The sister with the green bracelet excitedly exclaimed “You have diabetes too?  That is SO COOL!!!!”   Although I can’t be sure, her reaction and the tone of her voice makes me think I was the first fellow diabetic she had ever met.  I couldn’t help but smile, even as a 41 flashed across my meter.  In the jumble of the next few excited (but low-brained for me) minutes, we shared our stories.  Mom told me her daughter was diagnosed less than a year ago, and I told them I was diagnosed over 32 years ago.  Mom and I quietly murmured about expectancies for PWDs back then, and she asked pointedly “How are you?”  I was so proud to be able to tell her that I am healthy and complication free, and to see both relief for her daughter and gladness for me flash across her face.  As we got on the elevator I turned to Pete to tell him my blood sugar was 41, and the family all said “What??? 41????”  My friend with the green bracelet said “How are you smiling right now?” and tried to insist I take the small chocolate milk she was holding.  I can’t tell you how honored I was that she would give me her chocolate milk, and I thanked her but told her I’d be fine as I had plenty of Starbursts (which I was shoving into my mouth at that moment).

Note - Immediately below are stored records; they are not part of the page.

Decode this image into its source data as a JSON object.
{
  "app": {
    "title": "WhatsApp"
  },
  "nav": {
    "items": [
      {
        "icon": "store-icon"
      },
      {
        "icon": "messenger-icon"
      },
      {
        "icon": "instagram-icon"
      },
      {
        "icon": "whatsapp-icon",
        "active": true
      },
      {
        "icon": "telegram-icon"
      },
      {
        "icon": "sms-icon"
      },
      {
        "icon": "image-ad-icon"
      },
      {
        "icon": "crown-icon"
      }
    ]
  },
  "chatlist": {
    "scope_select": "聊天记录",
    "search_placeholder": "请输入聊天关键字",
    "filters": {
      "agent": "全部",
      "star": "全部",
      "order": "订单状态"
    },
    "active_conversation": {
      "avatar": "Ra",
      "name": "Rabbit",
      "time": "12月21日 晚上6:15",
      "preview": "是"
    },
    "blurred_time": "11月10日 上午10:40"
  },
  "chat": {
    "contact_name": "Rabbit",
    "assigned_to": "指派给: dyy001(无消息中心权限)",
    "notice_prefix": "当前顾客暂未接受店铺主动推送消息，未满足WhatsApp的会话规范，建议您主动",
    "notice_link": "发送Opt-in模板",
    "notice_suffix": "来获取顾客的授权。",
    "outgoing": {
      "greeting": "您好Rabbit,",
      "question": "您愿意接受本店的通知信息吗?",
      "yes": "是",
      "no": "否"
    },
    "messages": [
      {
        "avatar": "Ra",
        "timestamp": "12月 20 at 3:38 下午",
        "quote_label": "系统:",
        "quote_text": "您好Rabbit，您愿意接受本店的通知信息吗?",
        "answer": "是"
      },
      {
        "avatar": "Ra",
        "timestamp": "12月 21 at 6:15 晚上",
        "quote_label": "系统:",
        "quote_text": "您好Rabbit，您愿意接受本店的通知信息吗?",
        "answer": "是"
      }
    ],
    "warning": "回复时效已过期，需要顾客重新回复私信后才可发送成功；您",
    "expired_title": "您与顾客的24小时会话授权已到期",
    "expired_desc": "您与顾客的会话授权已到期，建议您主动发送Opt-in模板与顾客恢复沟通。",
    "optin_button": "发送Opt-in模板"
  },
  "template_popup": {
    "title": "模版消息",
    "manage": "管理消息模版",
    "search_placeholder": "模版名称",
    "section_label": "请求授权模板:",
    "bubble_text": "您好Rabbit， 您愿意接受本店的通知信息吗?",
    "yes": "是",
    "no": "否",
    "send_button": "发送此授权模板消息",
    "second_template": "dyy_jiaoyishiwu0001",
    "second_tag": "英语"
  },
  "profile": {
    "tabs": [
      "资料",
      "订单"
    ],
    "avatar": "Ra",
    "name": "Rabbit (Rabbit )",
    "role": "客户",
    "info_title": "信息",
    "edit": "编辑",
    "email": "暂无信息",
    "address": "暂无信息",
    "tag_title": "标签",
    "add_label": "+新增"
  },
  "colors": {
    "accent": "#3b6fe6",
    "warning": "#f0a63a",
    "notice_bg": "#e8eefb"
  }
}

The elevator arrived at our floor and we all began walking down the long, long hall.  My new green bracelet friend asked if I wanted to sit down, and when I said I was okay to walk she put her arm around me and walked beside me.  (I swear, I was so touched I almost cried.)  Her sister seemed to delight in telling me how crabby my new friend gets when she is low - something I completely understand.  We all laughed about being crabby because of a low and being crabby just because we all sometimes get crabby!  We came upon a “Hydration / Low Station” and my green bracelet friend suggested I have some water.  She poured a cup and I poured a cup, and then was surprised as she handed  her cup to me and explained that she had poured it for me and she wanted me to drink it.  Then she reached into the bowl of glucose tab packets and said “Here, take these too”.  I told her the sign said to please only take them if I needed them, and I had already treated my low with Starbursts, and she wisely responded “Your blood sugar was 41, that means you need them so please take them”.  So I thanked her again and did.

By then it was time for Pete and I to head to registration and for them to head to the pool.  The mom and Pete snapped pictures, complete with my two cups of water and emergency packet of orange Dex4s.  I have never in my life felt such kindness and compassion from a complete stranger, let alone one that looked to be less than 10 years old.  The minute I heard the excitement in her voice upon realizing I had diabetes too, I knew without a doubt in my mind she was going to have an amazing experience at Friends for Life.  And I know she is going to have an amazing life.  I wish I had run into them again before the conference ended, but unfortunately our paths didn’t cross after that first night.  But I will always be thankful for the chance to meet this family.  And I will always remember how one small girl with a green bracelet drove the entire point of Friends for Life 2012 home to me during my very first moments there.